- Do not bleach or dye your hair with synthetic agents that can damage them to the core and induce hair breakage or shedding. You can use herbal alternatives such as henna powder for coloring gray hair.
- Protect your hair from airborne pollutants and the harmful UV rays of the sun by wearing a hat, scarf, or cap when going outdoors. (14) However, keeping your head covered for prolonged periods can induce scalp sweating, which can also be a source of irritation and infection. So, you are recommended to wear headgear made from breathable fabrics to keep your scalp ventilated, but not for too long.

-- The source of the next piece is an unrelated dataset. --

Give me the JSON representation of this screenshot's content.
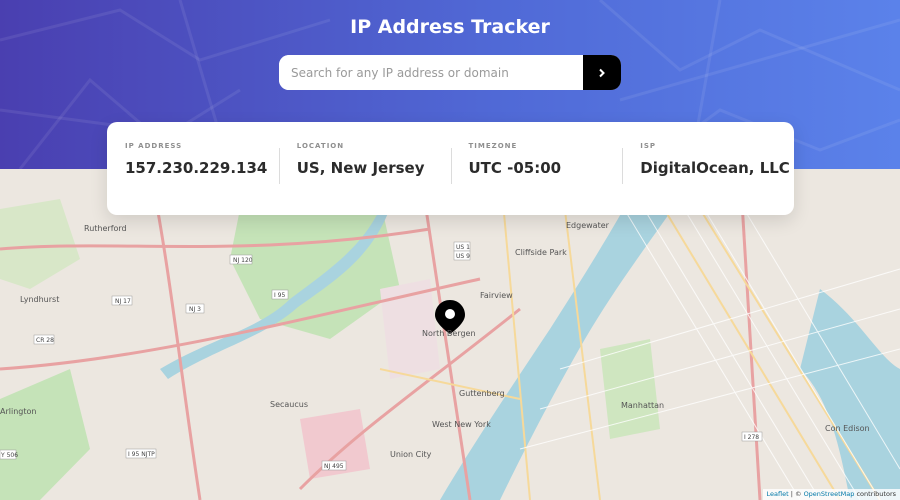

- Smoking cigarettes and excessive alcohol consumption contribute to hair weakening, increased hair loss, and premature graying. (15)(16) Thus, you must give up smoking altogether and limit drinking in the interest of better hair health.
- Avoid stimulants such as caffeine by cutting down on tea, coffee, and soft drinks.
- Limit your intake of trans fats, saturated fats, refined sugars, and foods that are excessively spicy or salty since all these can negatively affect the balance of your doshas.
- Don’t go into chlorinated pools without wearing a swimming cap to protect your hair.
- Don’t use water high in mineral ions such as chloride and fluoride to wash your hair.
- Excessive or frequent hair washing can strip the moisture from your hair and scalp, leaving them utterly dry.
- Hot water renders your hair increasingly dry. So, you must only use tepid or lukewarm water to wash your hair.
- Exercise regularly for at least 30 minutes to improve your blood circulation, heart rate, and breathing. All these positive markers help restore a healthy energy balance within the body.
- You should also practice a bit of meditation and deep breathing to relax your mind and body. Stress can greatly disturb your pitta dosha and hamper your overall health.
- It is also essential to have proper rest. Adults should get 6–7 hours of sleep to remain stress-free. Your body repairs, relaxes, and rejuvenates itself during sleep. Only a well-rested body can achieve the perfect energy equilibrium needed for good hair health and overall well-being.
The sum of your doshas decides your prakriti, which determines how effectively your body functions. Your hair health is also influenced by your doshas.
Ayurvedic hair care measures aim to keep your hair in the best of health by balancing your doshas. These measures are easy to execute, devoid of harmful chemicals, and far more cost-effective than regular hair treatments.
So, even though Ayurveda does not carry much scientific weightage, there’s no harm in trying it since there is minimal risk of side effects. However, precaution is necessary whenever trying any new supplement or topical remedy.
Supplements should be approved by your doctor first, and topical remedies should be patch tested before applying them on your hair or scalp.
The herbal ingredients needed for these remedies are often available in your pantry, or you can get them at any grocery/departmental store. When buying herbal products, make sure they are from a trusted brand to ensure you get unadulterated and premium-quality products.